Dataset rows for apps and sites
___

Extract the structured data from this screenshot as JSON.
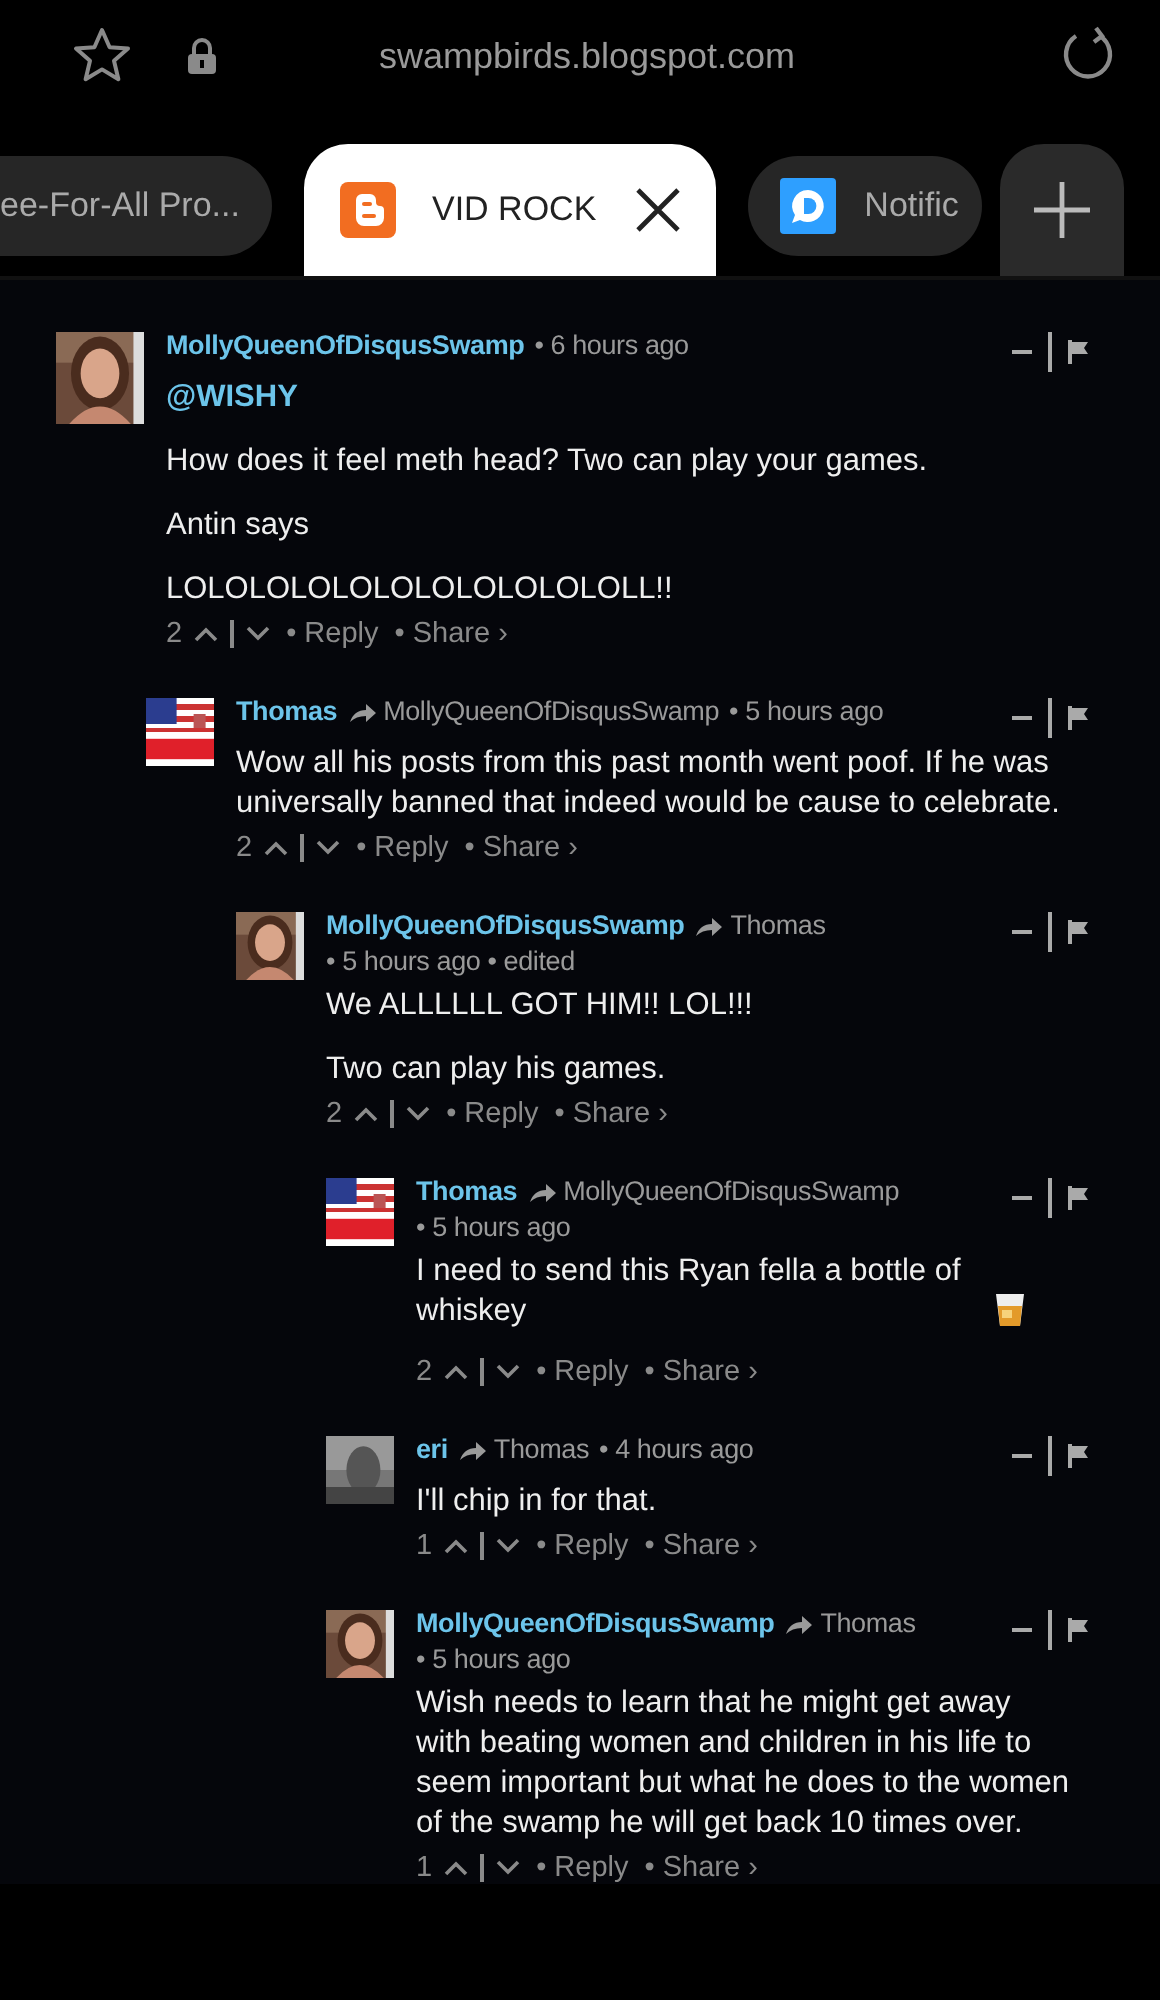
{
  "browser": {
    "url": "swampbirds.blogspot.com"
  },
  "tabs": [
    {
      "label": "ee-For-All Pro...",
      "selected": false
    },
    {
      "label": "VID ROCK",
      "selected": true
    },
    {
      "label": "Notific",
      "selected": false
    }
  ],
  "comments": [
    {
      "author": "MollyQueenOfDisqusSwamp",
      "meta": "• 6 hours ago",
      "mention": "@WISHY",
      "body": [
        "How does it feel meth head? Two can play your games.",
        "Antin says",
        "LOLOLOLOLOLOLOLOLOLOLOLL!!"
      ],
      "votes": "2",
      "reply": "• Reply",
      "share": "• Share ›",
      "children": [
        {
          "author": "Thomas",
          "reply_to": "MollyQueenOfDisqusSwamp",
          "meta": "• 5 hours ago",
          "body": [
            "Wow all his posts from this past month went poof. If he was universally banned that indeed would be cause to celebrate."
          ],
          "votes": "2",
          "reply": "• Reply",
          "share": "• Share ›",
          "children": [
            {
              "author": "MollyQueenOfDisqusSwamp",
              "reply_to": "Thomas",
              "meta": "• 5 hours ago • edited",
              "body": [
                "We ALLLLLL GOT HIM!! LOL!!!",
                "Two can play his games."
              ],
              "votes": "2",
              "reply": "• Reply",
              "share": "• Share ›",
              "children": [
                {
                  "author": "Thomas",
                  "reply_to": "MollyQueenOfDisqusSwamp",
                  "meta": "• 5 hours ago",
                  "body": [
                    "I need to send this Ryan fella a bottle of whiskey"
                  ],
                  "emoji": true,
                  "votes": "2",
                  "reply": "• Reply",
                  "share": "• Share ›"
                },
                {
                  "author": "eri",
                  "reply_to": "Thomas",
                  "meta": "• 4 hours ago",
                  "body": [
                    "I'll chip in for that."
                  ],
                  "votes": "1",
                  "reply": "• Reply",
                  "share": "• Share ›"
                },
                {
                  "author": "MollyQueenOfDisqusSwamp",
                  "reply_to": "Thomas",
                  "meta": "• 5 hours ago",
                  "body": [
                    "Wish needs to learn that he might get away with beating women and children in his life to seem important but what he does to the women of the swamp he will get back 10 times over."
                  ],
                  "votes": "1",
                  "reply": "• Reply",
                  "share": "• Share ›"
                }
              ]
            }
          ]
        }
      ]
    }
  ]
}
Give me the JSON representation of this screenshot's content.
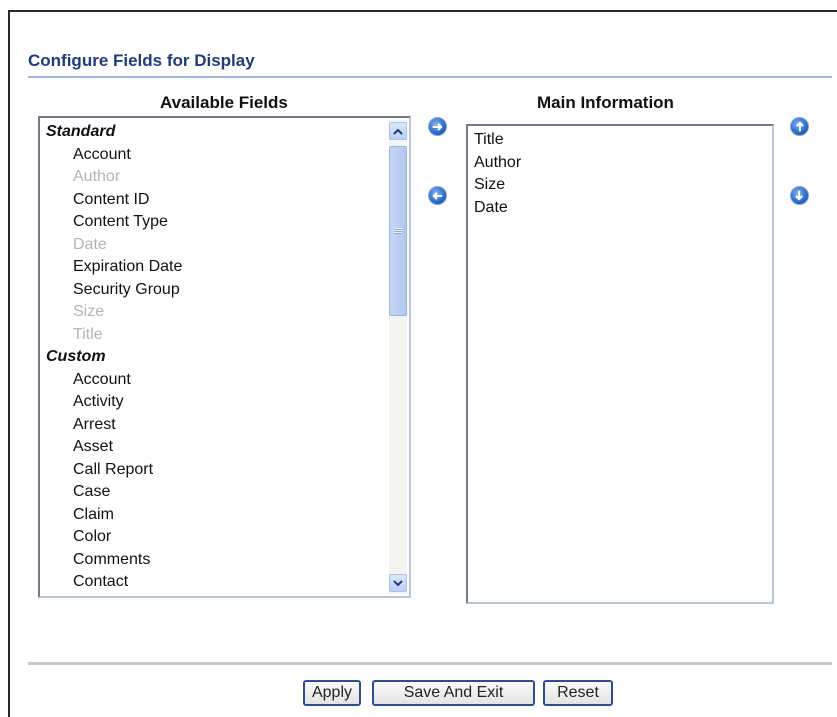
{
  "page": {
    "title": "Configure Fields for Display"
  },
  "available": {
    "heading": "Available Fields",
    "groups": [
      {
        "label": "Standard",
        "items": [
          {
            "label": "Account",
            "disabled": false
          },
          {
            "label": "Author",
            "disabled": true
          },
          {
            "label": "Content ID",
            "disabled": false
          },
          {
            "label": "Content Type",
            "disabled": false
          },
          {
            "label": "Date",
            "disabled": true
          },
          {
            "label": "Expiration Date",
            "disabled": false
          },
          {
            "label": "Security Group",
            "disabled": false
          },
          {
            "label": "Size",
            "disabled": true
          },
          {
            "label": "Title",
            "disabled": true
          }
        ]
      },
      {
        "label": "Custom",
        "items": [
          {
            "label": "Account",
            "disabled": false
          },
          {
            "label": "Activity",
            "disabled": false
          },
          {
            "label": "Arrest",
            "disabled": false
          },
          {
            "label": "Asset",
            "disabled": false
          },
          {
            "label": "Call Report",
            "disabled": false
          },
          {
            "label": "Case",
            "disabled": false
          },
          {
            "label": "Claim",
            "disabled": false
          },
          {
            "label": "Color",
            "disabled": false
          },
          {
            "label": "Comments",
            "disabled": false
          },
          {
            "label": "Contact",
            "disabled": false
          }
        ]
      }
    ]
  },
  "main": {
    "heading": "Main Information",
    "items": [
      "Title",
      "Author",
      "Size",
      "Date"
    ]
  },
  "icons": {
    "move_right": "arrow-right-icon",
    "move_left": "arrow-left-icon",
    "move_up": "arrow-up-icon",
    "move_down": "arrow-down-icon"
  },
  "buttons": {
    "apply": "Apply",
    "save_and_exit": "Save And Exit",
    "reset": "Reset"
  },
  "colors": {
    "title": "#1f3d7a",
    "accent": "#1b5fc4",
    "disabled_text": "#b4b4b4"
  }
}
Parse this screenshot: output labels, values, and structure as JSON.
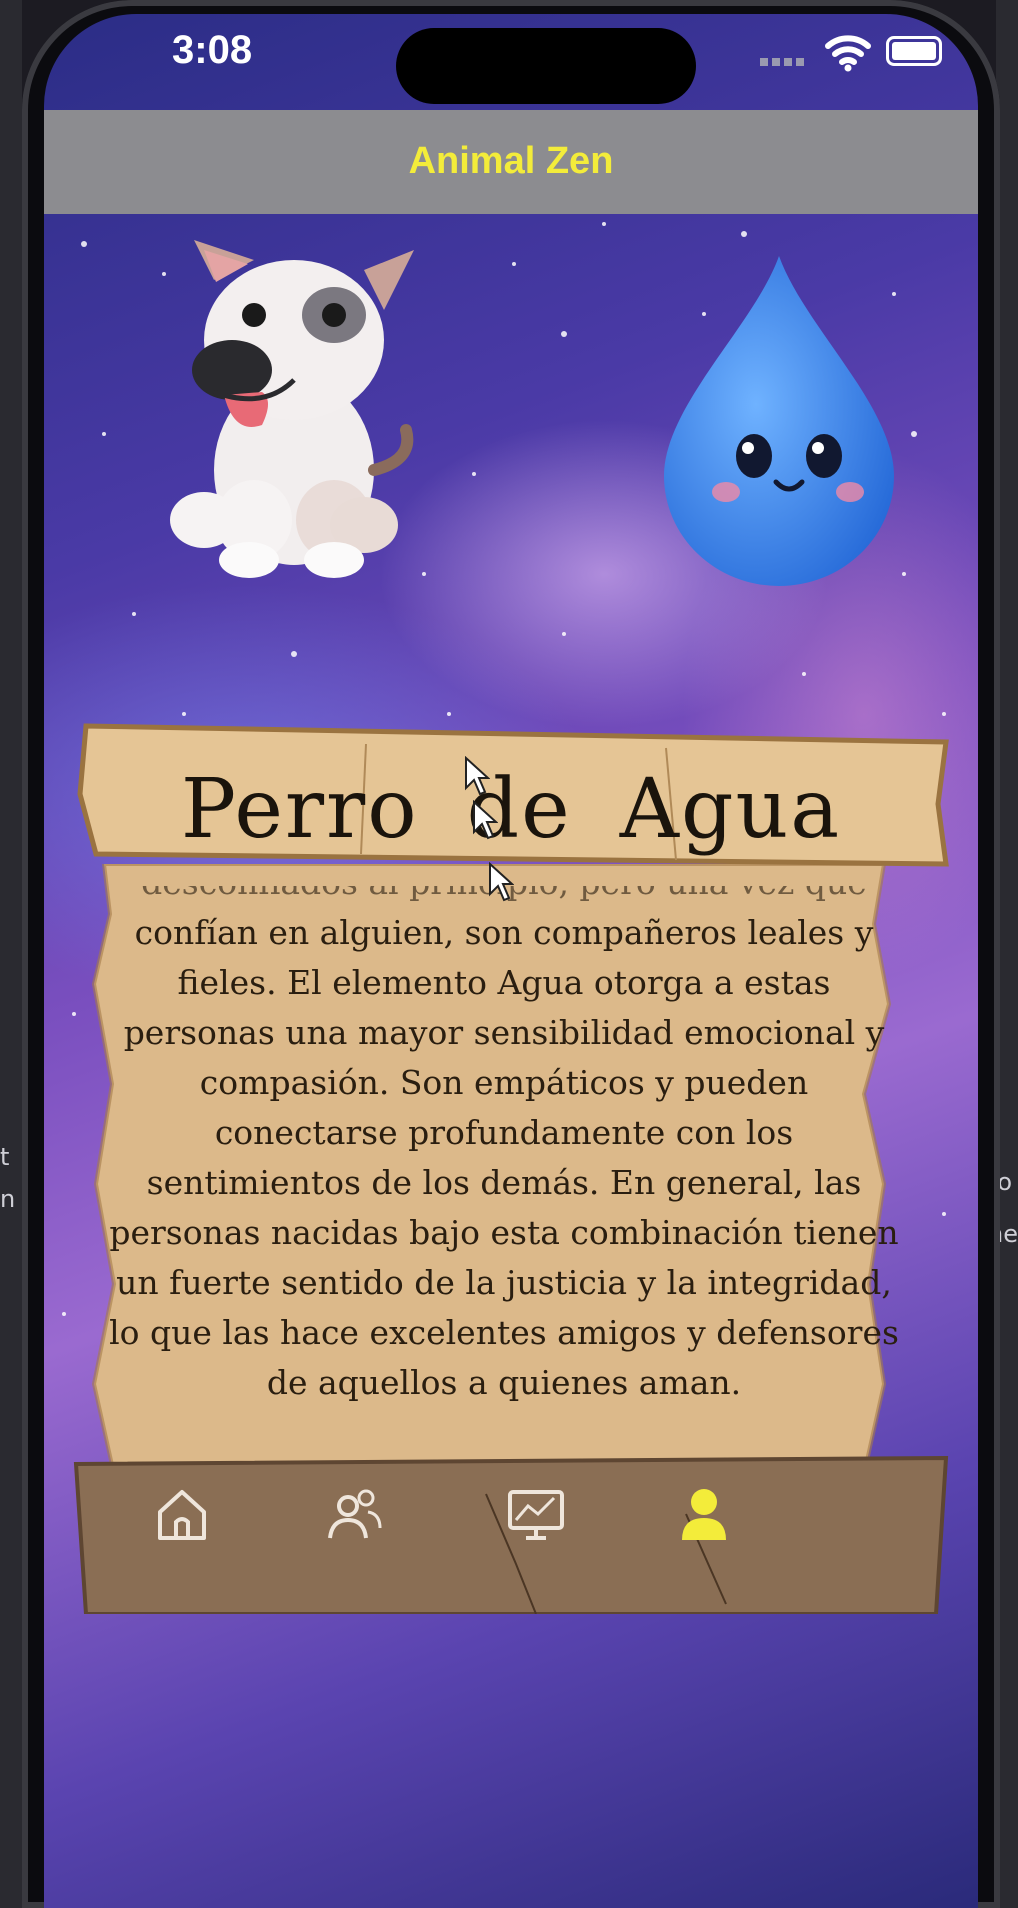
{
  "status": {
    "time": "3:08"
  },
  "header": {
    "title": "Animal Zen"
  },
  "hero": {
    "animal_icon": "dog-icon",
    "element_icon": "water-drop-icon"
  },
  "card": {
    "title": "Perro de Agua",
    "cut_line": "desconfiados al principio, pero una vez que",
    "description": "confían en alguien, son compañeros leales y fieles. El elemento Agua otorga a estas personas una mayor sensibilidad emocional y compasión. Son empáticos y pueden conectarse profundamente con los sentimientos de los demás. En general, las personas nacidas bajo esta combinación tienen un fuerte sentido de la justicia y la integridad, lo que las hace excelentes amigos y defensores de aquellos a quienes aman."
  },
  "tabbar": {
    "items": [
      {
        "icon": "home-icon",
        "active": false
      },
      {
        "icon": "people-icon",
        "active": false
      },
      {
        "icon": "chart-monitor-icon",
        "active": false
      },
      {
        "icon": "profile-icon",
        "active": true
      }
    ],
    "active_color": "#f3ec3a",
    "inactive_color": "#ffffff"
  },
  "background": {
    "side_left_text": "t\nn",
    "side_right_text": "to\nne"
  }
}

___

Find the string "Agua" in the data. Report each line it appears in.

▸ COMPLETED EXERCISE:
    "title": "Perro de Agua",
    "description": "confían en alguien, son compañeros leales y fieles. El elemento Agua otorga a estas personas una mayor sensibilidad emocional y compasión. Son empáticos y pueden conectarse profundamente con los sentimientos de los demás. En general, las personas nacidas bajo esta combinación tienen un fuerte sentido de la justicia y la integridad, lo que las hace excelentes amigos y defensores de aquellos a quienes aman."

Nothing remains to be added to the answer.